WHAT YOU ARE ASKED TO DO
Scan the listing below. Report each line that includes "kind".

EXCERPTED DATA

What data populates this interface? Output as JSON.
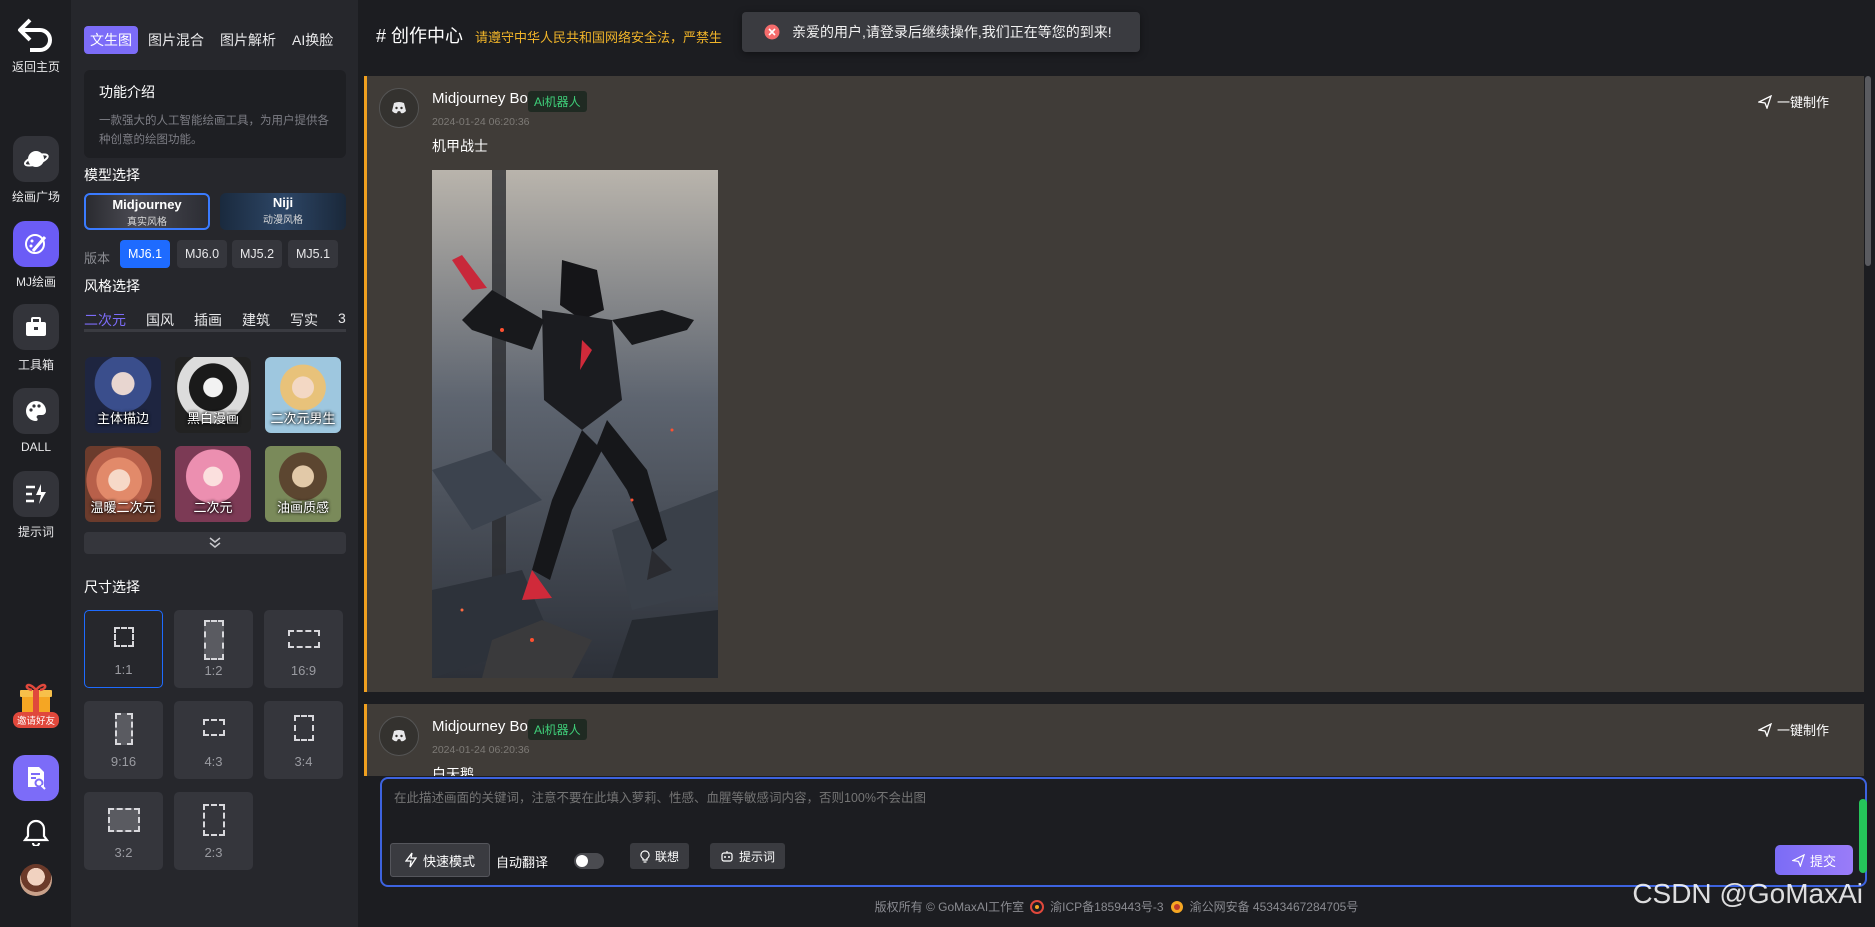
{
  "rail": {
    "items": [
      {
        "label": "返回主页",
        "icon": "return-home-icon"
      },
      {
        "label": "绘画广场",
        "icon": "planet-icon"
      },
      {
        "label": "MJ绘画",
        "icon": "paint-brush-icon"
      },
      {
        "label": "工具箱",
        "icon": "toolbox-icon"
      },
      {
        "label": "DALL",
        "icon": "palette-icon"
      },
      {
        "label": "提示词",
        "icon": "lightning-text-icon"
      }
    ],
    "invite_badge": "邀请好友"
  },
  "panel": {
    "tabs": [
      "文生图",
      "图片混合",
      "图片解析",
      "AI换脸"
    ],
    "intro": {
      "title": "功能介绍",
      "desc": "一款强大的人工智能绘画工具，为用户提供各种创意的绘图功能。"
    },
    "model_title": "模型选择",
    "models": [
      {
        "name": "Midjourney",
        "sub": "真实风格"
      },
      {
        "name": "Niji",
        "sub": "动漫风格"
      }
    ],
    "version_label": "版本",
    "versions": [
      "MJ6.1",
      "MJ6.0",
      "MJ5.2",
      "MJ5.1"
    ],
    "style_title": "风格选择",
    "style_tabs": [
      "二次元",
      "国风",
      "插画",
      "建筑",
      "写实",
      "3"
    ],
    "styles": [
      "主体描边",
      "黑白漫画",
      "二次元男生",
      "温暖二次元",
      "二次元",
      "油画质感"
    ],
    "size_title": "尺寸选择",
    "sizes": [
      "1:1",
      "1:2",
      "16:9",
      "9:16",
      "4:3",
      "3:4",
      "3:2",
      "2:3"
    ]
  },
  "header": {
    "title": "# 创作中心",
    "notice": "请遵守中华人民共和国网络安全法，严禁生"
  },
  "toast": {
    "text": "亲爱的用户,请登录后继续操作,我们正在等您的到来!"
  },
  "messages": [
    {
      "bot": "Midjourney Bot",
      "tag": "Ai机器人",
      "time": "2024-01-24 06:20:36",
      "prompt": "机甲战士",
      "action": "一键制作"
    },
    {
      "bot": "Midjourney Bot",
      "tag": "Ai机器人",
      "time": "2024-01-24 06:20:36",
      "prompt": "白天鹅",
      "action": "一键制作"
    }
  ],
  "composer": {
    "placeholder": "在此描述画面的关键词，注意不要在此填入萝莉、性感、血腥等敏感词内容，否则100%不会出图",
    "fast_mode": "快速模式",
    "auto_translate": "自动翻译",
    "associate": "联想",
    "prompt_words": "提示词",
    "submit": "提交"
  },
  "footer": {
    "copyright": "版权所有 © GoMaxAI工作室",
    "icp": "渝ICP备1859443号-3",
    "police": "渝公网安备 45343467284705号"
  },
  "watermark": "CSDN @GoMaxAi",
  "colors": {
    "accent": "#7c6cf8",
    "blue": "#1e6bff",
    "warning": "#f0b429",
    "bot_tag": "#3fd07a",
    "message_bg": "#403c38"
  }
}
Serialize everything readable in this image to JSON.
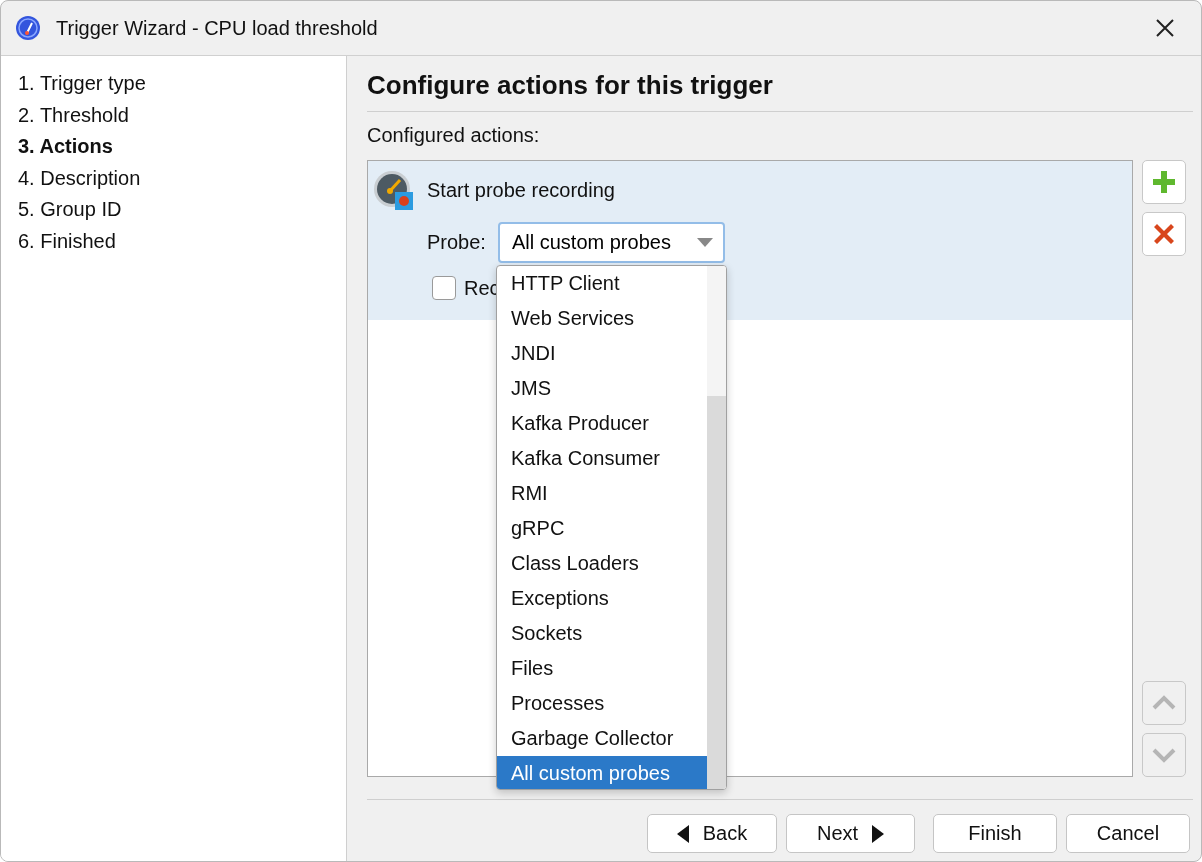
{
  "window": {
    "title": "Trigger Wizard - CPU load threshold"
  },
  "steps": [
    {
      "label": "1. Trigger type",
      "selected": false
    },
    {
      "label": "2. Threshold",
      "selected": false
    },
    {
      "label": "3. Actions",
      "selected": true
    },
    {
      "label": "4. Description",
      "selected": false
    },
    {
      "label": "5. Group ID",
      "selected": false
    },
    {
      "label": "6. Finished",
      "selected": false
    }
  ],
  "heading": "Configure actions for this trigger",
  "actions_label": "Configured actions:",
  "actions": [
    {
      "title": "Start probe recording",
      "selected": true,
      "probe_label": "Probe:",
      "probe_value": "All custom probes",
      "checkbox": {
        "label": "Rec",
        "checked": false
      }
    }
  ],
  "dropdown": {
    "open": true,
    "options": [
      {
        "label": "HTTP Client",
        "selected": false
      },
      {
        "label": "Web Services",
        "selected": false
      },
      {
        "label": "JNDI",
        "selected": false
      },
      {
        "label": "JMS",
        "selected": false
      },
      {
        "label": "Kafka Producer",
        "selected": false
      },
      {
        "label": "Kafka Consumer",
        "selected": false
      },
      {
        "label": "RMI",
        "selected": false
      },
      {
        "label": "gRPC",
        "selected": false
      },
      {
        "label": "Class Loaders",
        "selected": false
      },
      {
        "label": "Exceptions",
        "selected": false
      },
      {
        "label": "Sockets",
        "selected": false
      },
      {
        "label": "Files",
        "selected": false
      },
      {
        "label": "Processes",
        "selected": false
      },
      {
        "label": "Garbage Collector",
        "selected": false
      },
      {
        "label": "All custom probes",
        "selected": true
      }
    ]
  },
  "side_buttons": [
    {
      "kind": "add",
      "disabled": false
    },
    {
      "kind": "remove",
      "disabled": false
    },
    {
      "kind": "up",
      "disabled": true
    },
    {
      "kind": "down",
      "disabled": true
    }
  ],
  "buttons": [
    {
      "label": "Back",
      "kind": "back"
    },
    {
      "label": "Next",
      "kind": "next"
    },
    {
      "label": "Finish",
      "kind": "plain"
    },
    {
      "label": "Cancel",
      "kind": "plain"
    }
  ]
}
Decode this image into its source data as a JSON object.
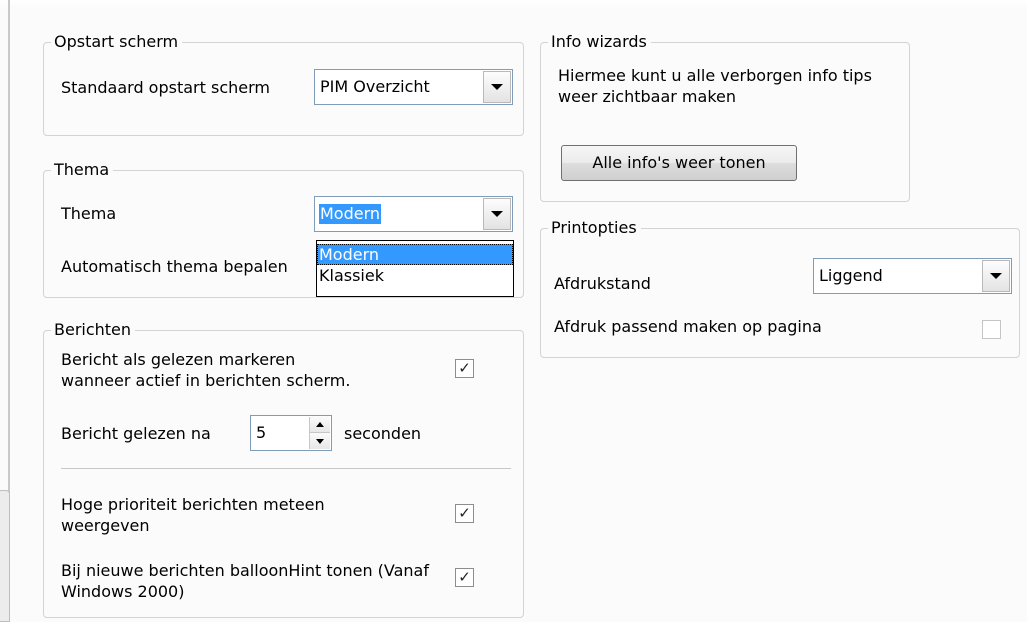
{
  "startup": {
    "legend": "Opstart scherm",
    "label": "Standaard opstart scherm",
    "value": "PIM Overzicht"
  },
  "theme": {
    "legend": "Thema",
    "label": "Thema",
    "value": "Modern",
    "auto_label": "Automatisch thema bepalen",
    "options": [
      "Modern",
      "Klassiek"
    ]
  },
  "messages": {
    "legend": "Berichten",
    "mark_read_label": "Bericht als gelezen markeren wanneer actief in berichten scherm.",
    "mark_read_checked": true,
    "read_after_label": "Bericht gelezen na",
    "read_after_value": "5",
    "read_after_unit": "seconden",
    "high_priority_label": "Hoge prioriteit berichten meteen weergeven",
    "high_priority_checked": true,
    "balloon_label": "Bij nieuwe berichten balloonHint tonen (Vanaf Windows 2000)",
    "balloon_checked": true
  },
  "info": {
    "legend": "Info wizards",
    "text": "Hiermee kunt u alle verborgen info tips weer zichtbaar maken",
    "button_label": "Alle info's weer tonen"
  },
  "print": {
    "legend": "Printopties",
    "orientation_label": "Afdrukstand",
    "orientation_value": "Liggend",
    "fit_label": "Afdruk passend maken op pagina",
    "fit_checked": false
  },
  "colors": {
    "selection": "#3399ff",
    "border": "#7f9db9"
  }
}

SOLVED PROBLEM
      "kind": "add",
      "kind": "remove",
      "kind": "up",
      "kind": "down",
      "kind": "back"
      "kind": "next"
      "kind": "plain"
      "kind": "plain"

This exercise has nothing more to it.